UPDATE: THIS ENTRY HAS BEEN CROSS POSTED AT THE NEW BRANDSTORY BLOG WHERE I NOW WRITE. I'D BE HONORED IF YOU WOULD CLICK THROUGH AND ADD IT TO YOUR BOOKMARKS.
Last week, Martin Conroy, the man famous for writing the "two young men" letter for The Wall Street Journal, passed away (New York Times article). The letter was used by The Journal continuously for twenty-eight years and is revered by writers in direct response advertising for its creativity and success. It is the longest running direct response letter ever used, and has been called the most successful advertisement ever run. I still have a copy of the letter in my swipe file.
Why was this letter so successful? Because it tells a compelling, relevant story. And it sold subscriptions. Millions of them. One source says it was directly responsible for bringing in more than a billion dollars.
The letter begins:
“On a beautiful late spring afternoon, twenty-five years ago, two young men graduated from the same college. They were very much alike, these two young men. Both had been better than average students, both were personable and both — as young college graduates are — were filled with ambitious dreams for the future.
Recently, these men returned to their college for their 25th reunion.
They were still very much alike. Both were happily married. Both had three children. And both, it turned out, had gone to work for the same Midwestern manufacturing company after graduation, and were still there.
But there was a difference. One of the men was manager of a small department of that company. The other was its president.”
The letter then goes on to ask and explain, what made the difference?
Read the whole letter here.
The Times quotes Direct Response Guru, Alan Rosenspan, who uses the letter in his direct response seminars, saying: “I ask people to read out loud the first paragraph of the letter. And what’s astonishing to me is that they never stop at the first paragraph. They keep on reading. And I tell them: ‘You have just proven why this letter’s so powerful. It’s a story.’ ”

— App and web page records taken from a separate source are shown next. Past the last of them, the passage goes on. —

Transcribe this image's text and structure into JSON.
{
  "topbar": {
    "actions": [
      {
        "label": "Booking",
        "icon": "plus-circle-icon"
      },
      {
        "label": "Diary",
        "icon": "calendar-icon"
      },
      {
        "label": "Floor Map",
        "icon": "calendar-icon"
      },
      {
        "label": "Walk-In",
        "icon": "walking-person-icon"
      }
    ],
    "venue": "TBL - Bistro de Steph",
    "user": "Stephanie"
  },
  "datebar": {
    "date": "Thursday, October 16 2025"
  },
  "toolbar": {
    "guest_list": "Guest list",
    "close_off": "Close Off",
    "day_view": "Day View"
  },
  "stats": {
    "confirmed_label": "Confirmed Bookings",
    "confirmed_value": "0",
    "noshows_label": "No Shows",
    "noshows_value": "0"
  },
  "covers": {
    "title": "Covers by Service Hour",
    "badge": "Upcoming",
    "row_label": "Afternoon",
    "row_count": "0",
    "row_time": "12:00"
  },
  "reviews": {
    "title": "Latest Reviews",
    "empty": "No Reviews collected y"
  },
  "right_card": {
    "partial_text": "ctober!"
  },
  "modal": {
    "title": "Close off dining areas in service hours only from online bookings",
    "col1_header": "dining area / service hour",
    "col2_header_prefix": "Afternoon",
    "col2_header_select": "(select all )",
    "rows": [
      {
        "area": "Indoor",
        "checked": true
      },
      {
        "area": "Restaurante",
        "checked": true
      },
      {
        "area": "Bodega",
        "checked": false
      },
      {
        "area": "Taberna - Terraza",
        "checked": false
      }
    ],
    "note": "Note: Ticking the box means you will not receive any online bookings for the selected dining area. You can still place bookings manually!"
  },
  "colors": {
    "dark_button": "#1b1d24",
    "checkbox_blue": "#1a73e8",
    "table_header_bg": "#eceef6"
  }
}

Sifting through the stack of junk mail (credit card solicitations, non-profit fund raisers, cable subscription offers) on my desk this morning, I wish there were more writers like Martin Conroy who believed in telling a relevant story. Sadly, they are, very literally, a dying breed (no pun intended).
Hat tip: AdJab.